Accessible Components: Test Driven Approach

The web is undoubtedly most important resource today. Modern websites are built in small building blocks; components. Practices from test-driven software development have employed to automate correctness of these building blocks.

Being the most important source of information, internet should be accessible to all. It is important to provide equal access and opportunity to people with disabilities.

You can find many tools to check accessibility on web pages. But, in my opinion, when you’re testing web pages in a modern application, you’re are very late. Accessibility testing should be employed at the lowest level; you should create accessible components.

Unit Testing Accessibility

Let’s simple component which renders following HTML:

<button role="datepicker">test</button>

The <button> element has an invalid role value. We’ll validate generated HTML with a11y utility. ARIA AX_ARIA_01 rule would fail with the following message:

Elements with ARIA roles must use a vaild, non-abstract ARIA role.

  <button class="button" role="datepicker">
    <slot />

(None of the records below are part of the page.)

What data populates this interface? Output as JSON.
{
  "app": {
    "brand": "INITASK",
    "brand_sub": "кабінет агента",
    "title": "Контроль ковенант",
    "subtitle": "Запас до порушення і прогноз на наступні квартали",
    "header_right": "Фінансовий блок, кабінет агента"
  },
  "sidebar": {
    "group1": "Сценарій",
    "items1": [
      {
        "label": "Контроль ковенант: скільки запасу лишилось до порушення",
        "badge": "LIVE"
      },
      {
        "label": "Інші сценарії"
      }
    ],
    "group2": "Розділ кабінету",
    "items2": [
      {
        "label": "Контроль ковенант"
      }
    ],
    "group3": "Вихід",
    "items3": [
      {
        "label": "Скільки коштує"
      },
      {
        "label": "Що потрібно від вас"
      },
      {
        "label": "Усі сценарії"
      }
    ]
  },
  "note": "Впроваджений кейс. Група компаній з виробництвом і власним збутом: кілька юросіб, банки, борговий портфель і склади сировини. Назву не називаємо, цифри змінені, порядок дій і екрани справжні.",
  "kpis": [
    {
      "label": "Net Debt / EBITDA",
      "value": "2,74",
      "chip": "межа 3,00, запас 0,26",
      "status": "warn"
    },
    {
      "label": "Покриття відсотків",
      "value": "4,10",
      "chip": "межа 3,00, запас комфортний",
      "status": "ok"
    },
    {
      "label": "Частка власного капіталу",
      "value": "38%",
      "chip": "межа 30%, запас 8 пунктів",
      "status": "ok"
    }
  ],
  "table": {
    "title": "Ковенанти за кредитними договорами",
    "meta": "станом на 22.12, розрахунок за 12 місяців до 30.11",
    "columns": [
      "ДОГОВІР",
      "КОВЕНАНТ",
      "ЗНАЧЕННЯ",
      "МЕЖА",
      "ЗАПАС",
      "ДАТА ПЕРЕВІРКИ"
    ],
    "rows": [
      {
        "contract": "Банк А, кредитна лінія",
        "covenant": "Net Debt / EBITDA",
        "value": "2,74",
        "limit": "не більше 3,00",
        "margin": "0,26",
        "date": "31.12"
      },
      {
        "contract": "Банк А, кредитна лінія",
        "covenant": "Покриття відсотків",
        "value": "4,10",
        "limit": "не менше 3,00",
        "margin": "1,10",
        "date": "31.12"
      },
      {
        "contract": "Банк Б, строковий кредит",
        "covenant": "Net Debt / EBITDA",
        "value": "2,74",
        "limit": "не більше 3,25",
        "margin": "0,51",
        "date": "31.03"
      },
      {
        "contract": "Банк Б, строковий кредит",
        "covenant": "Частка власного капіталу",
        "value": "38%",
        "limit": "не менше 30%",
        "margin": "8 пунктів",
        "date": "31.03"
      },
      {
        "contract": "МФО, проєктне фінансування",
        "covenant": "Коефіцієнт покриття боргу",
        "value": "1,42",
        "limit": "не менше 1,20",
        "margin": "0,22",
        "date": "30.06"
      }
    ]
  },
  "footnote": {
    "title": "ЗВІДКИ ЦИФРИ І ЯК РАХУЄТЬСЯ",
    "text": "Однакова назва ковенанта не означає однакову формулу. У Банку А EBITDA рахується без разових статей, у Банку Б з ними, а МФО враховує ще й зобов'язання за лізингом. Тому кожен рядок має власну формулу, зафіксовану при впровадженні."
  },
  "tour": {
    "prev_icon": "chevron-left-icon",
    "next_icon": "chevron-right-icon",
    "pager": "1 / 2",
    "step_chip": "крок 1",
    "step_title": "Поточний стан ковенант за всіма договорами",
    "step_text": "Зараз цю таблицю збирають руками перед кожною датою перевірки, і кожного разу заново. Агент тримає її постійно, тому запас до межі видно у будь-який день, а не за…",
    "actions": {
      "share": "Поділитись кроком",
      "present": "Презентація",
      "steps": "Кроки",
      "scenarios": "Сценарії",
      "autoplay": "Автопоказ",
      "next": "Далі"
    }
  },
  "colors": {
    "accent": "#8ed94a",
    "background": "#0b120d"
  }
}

export default {
  name: 'MyButton'
Source of button.vue
import it from 'ava'
import pify from 'pify'
import _a11y from 'a11y'
import _fs from 'fs'
import { mount } from 'vue-test-utils'
import { createRenderer } from 'vue-server-renderer'

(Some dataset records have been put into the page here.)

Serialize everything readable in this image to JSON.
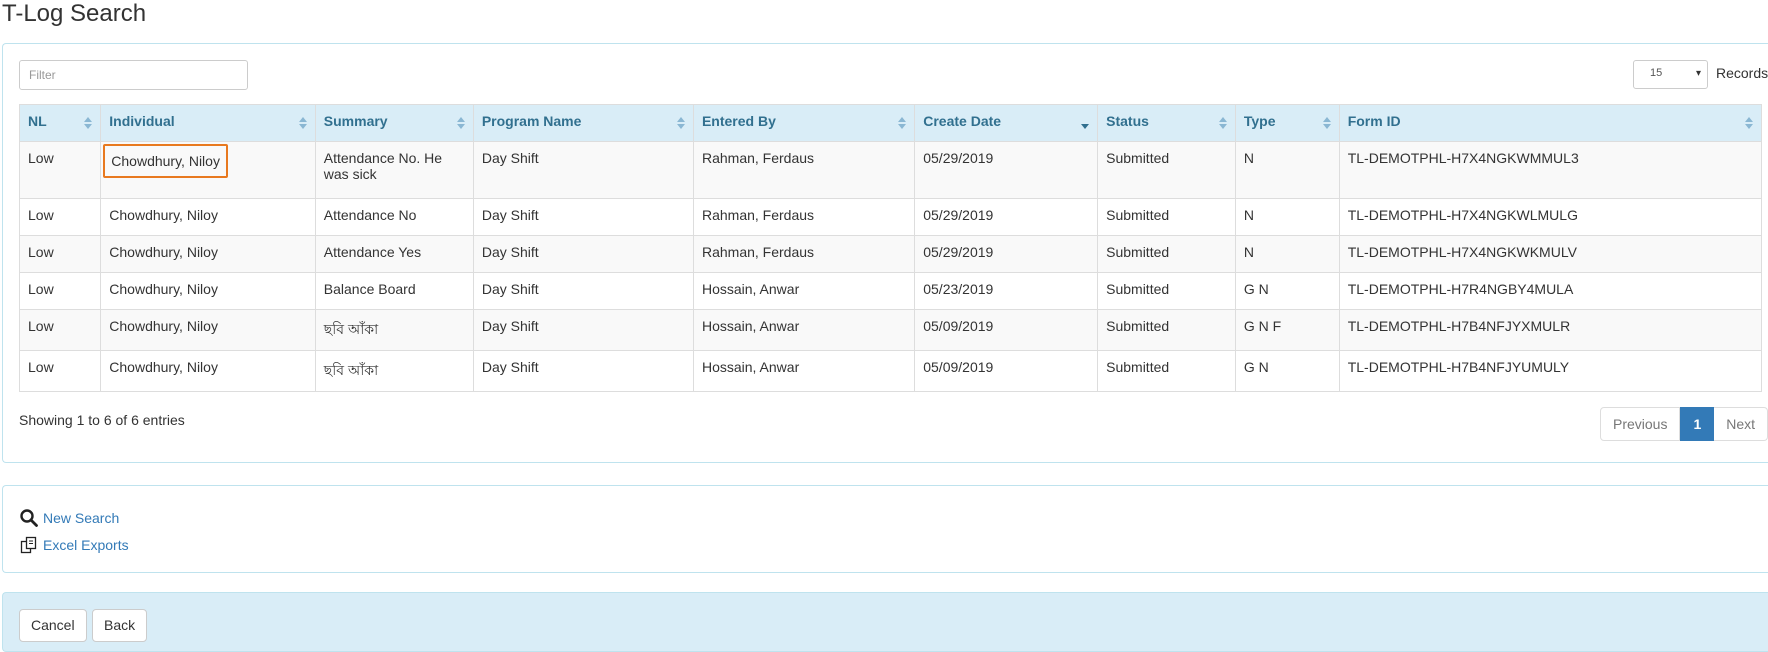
{
  "page": {
    "title": "T-Log Search"
  },
  "filter": {
    "placeholder": "Filter",
    "value": ""
  },
  "records": {
    "selected": "15",
    "label": "Records"
  },
  "table": {
    "columns": [
      "NL",
      "Individual",
      "Summary",
      "Program Name",
      "Entered By",
      "Create Date",
      "Status",
      "Type",
      "Form ID"
    ],
    "sorted_column": "Create Date",
    "rows": [
      [
        "Low",
        "Chowdhury, Niloy",
        "Attendance No. He was sick",
        "Day Shift",
        "Rahman, Ferdaus",
        "05/29/2019",
        "Submitted",
        "N",
        "TL-DEMOTPHL-H7X4NGKWMMUL3"
      ],
      [
        "Low",
        "Chowdhury, Niloy",
        "Attendance No",
        "Day Shift",
        "Rahman, Ferdaus",
        "05/29/2019",
        "Submitted",
        "N",
        "TL-DEMOTPHL-H7X4NGKWLMULG"
      ],
      [
        "Low",
        "Chowdhury, Niloy",
        "Attendance Yes",
        "Day Shift",
        "Rahman, Ferdaus",
        "05/29/2019",
        "Submitted",
        "N",
        "TL-DEMOTPHL-H7X4NGKWKMULV"
      ],
      [
        "Low",
        "Chowdhury, Niloy",
        "Balance Board",
        "Day Shift",
        "Hossain, Anwar",
        "05/23/2019",
        "Submitted",
        "G N",
        "TL-DEMOTPHL-H7R4NGBY4MULA"
      ],
      [
        "Low",
        "Chowdhury, Niloy",
        "ছবি আঁকা",
        "Day Shift",
        "Hossain, Anwar",
        "05/09/2019",
        "Submitted",
        "G N F",
        "TL-DEMOTPHL-H7B4NFJYXMULR"
      ],
      [
        "Low",
        "Chowdhury, Niloy",
        "ছবি আঁকা",
        "Day Shift",
        "Hossain, Anwar",
        "05/09/2019",
        "Submitted",
        "G N",
        "TL-DEMOTPHL-H7B4NFJYUMULY"
      ]
    ]
  },
  "info": {
    "showing": "Showing 1 to 6 of 6 entries"
  },
  "pagination": {
    "previous": "Previous",
    "current": "1",
    "next": "Next"
  },
  "links": {
    "new_search": "New Search",
    "excel_exports": "Excel Exports"
  },
  "actions": {
    "cancel": "Cancel",
    "back": "Back"
  },
  "colors": {
    "header_bg": "#d9edf7",
    "header_text": "#31708f",
    "link": "#337ab7",
    "highlight": "#e8791f"
  },
  "icons": {
    "new_search": "search-icon",
    "excel_exports": "copy-icon"
  }
}
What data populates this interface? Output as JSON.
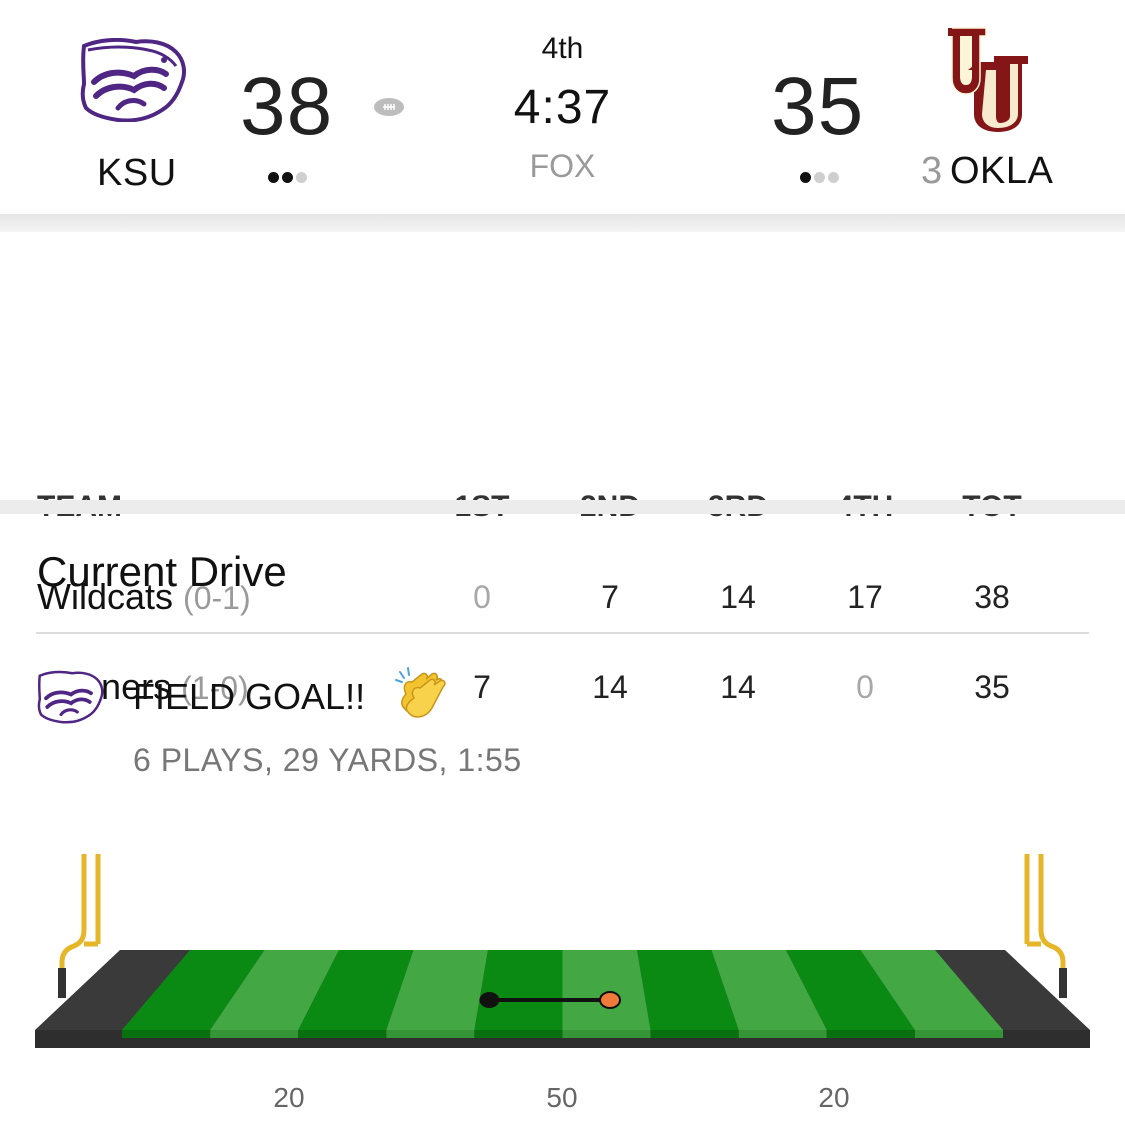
{
  "game": {
    "period": "4th",
    "clock": "4:37",
    "network": "FOX"
  },
  "away": {
    "abbr": "KSU",
    "score": "38",
    "timeouts_used": 2,
    "timeouts_total": 3,
    "color": "#4f2683"
  },
  "home": {
    "rank": "3",
    "abbr": "OKLA",
    "score": "35",
    "timeouts_used": 1,
    "timeouts_total": 3,
    "color": "#841617"
  },
  "possession": "away",
  "linescore": {
    "headers": [
      "TEAM",
      "1ST",
      "2ND",
      "3RD",
      "4TH",
      "TOT"
    ],
    "rows": [
      {
        "name": "Wildcats",
        "record": "(0-1)",
        "q": [
          "0",
          "7",
          "14",
          "17"
        ],
        "total": "38"
      },
      {
        "name": "Sooners",
        "record": "(1-0)",
        "q": [
          "7",
          "14",
          "14",
          "0"
        ],
        "total": "35"
      }
    ]
  },
  "drive": {
    "title": "Current Drive",
    "result": "FIELD GOAL!!",
    "result_icon": "clapping-hands-icon",
    "summary": "6 PLAYS, 29 YARDS, 1:55",
    "start_fraction": 0.4,
    "end_fraction": 0.565
  },
  "field": {
    "yard_labels": [
      "20",
      "50",
      "20"
    ],
    "colors": {
      "dark_green": "#0b8a13",
      "light_green": "#43a843",
      "endzone": "#3a3a3a",
      "goalpost": "#e6b628",
      "ball_end": "#f07a3a"
    }
  }
}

import TargetComponent from '../src/Button.vue'

const renderer = createRenderer()
const a11y = pify(_a11y)
const fs = pify(_fs)

it('should be accessible', async t => {
  const w = mount({
    template: `<TargetComponent/>`,
    methods: { doSomething() {} },
    components: { TargetComponent }
  const html = await renderer.renderToString(w.vm)
  const filename = '/tmp/a11y-test-source.html'

  await fs.writeFile(filename, `
  <!doctype html>
  <html lang=en>
      <title>Test Component</title>

  const reports = await a11y(filename)

  reports.audit.forEach(report => {
      report.result !== 'FAIL',
      `[${report.severity.toUpperCase()}] ${report.heading}`
Source of button.spec.js

Above is a very simple example to check static HTML for accessibility. Next, I would be exploring techniques to test accessibility for all four types of disabilities — visual, auditory, motor and cognitive. The a11y project has curated a list of rules as web accessibility checklist, an automated tool to run these rules would be next step in my accessibility exploration.